Hundreds of people gathered for a Ferguson rally in Portland on November 25. People attended the rally for their voices to be heard, but 12-year-old Devonte Hart and Portland Police Sgt. Bret Barnhum shared a moment that went beyond words— a hug.

Portland freelance photographer Johnny Nguyen, 20, captured this moment.

Nguyen said he first saw Hart hugging another man, not Sgt. Barnhum. “I thought, ‘What a powerful image: A white American man hugging a young black American boy,’” he said. “[So] I started taking pictures of that.”

Later in the rally Hart turned toward Nguyen. “Tears were running down his face and I saw that he had a sign around his neck that said, ‘”Free hugs,’” Nguyen said.

Nguyen talked to Hart for a little while. “I asked him if he knew why it’s going on,” Nguyen said. “He said ‘yes.’ I asked him if he thought it was good or bad. He didn’t say anything. He kept crying, so I gave him a hug.”

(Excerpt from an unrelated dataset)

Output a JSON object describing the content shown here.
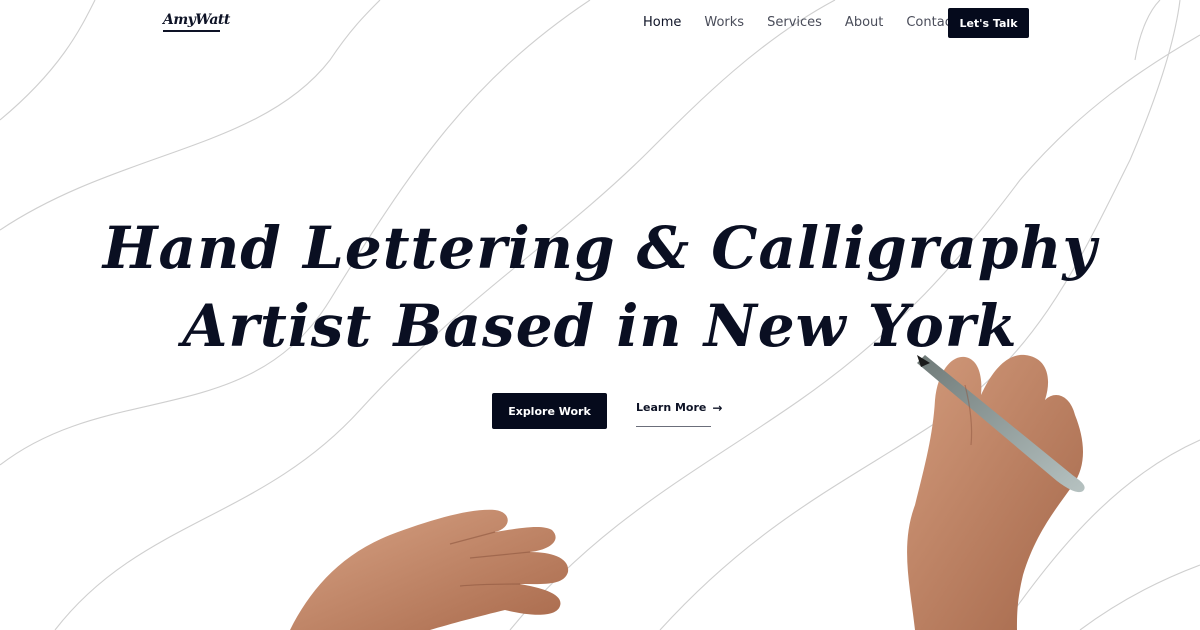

After the hug Nguyen decided to give Hart some space, so he walked about 10 feet down the sidewalk. “But my gut kept telling me to stay there for a little while, Nguyen said. “The next time I looked over [at Hart], Sgt. Barnum was talking to him.”

Sgt. Barnum saw Hart’s sign and motioned for him to come toward him. Sgt. Barnum said they had a brief conversation about school and life, and then he pointed to Hart’s sign and asked if he was getting one of those. Hart embraced the officer as his eyes swelled with tears.

Nguyen said this photo has resonated with so many because it depicts something other Ferguson rally photos have not — hope.

“The [rally] images have depicted violence, anguish and anger,” Nguyen said. “But this one showed humanity, hope and positivity. I think, deep down, that’s how every human being wants it to be. That’s what people want to see…The photo shows there is humanity left — there is hope.”


Angel is a Journalism student, finishing her last undergrad year at Corban University. She digs listening to The Black Keys, reading old smelly books, drinking cappuccinos, collecting quotes, and writing about grace. She would love to start her own print/online publication that would document people's stories and experiences.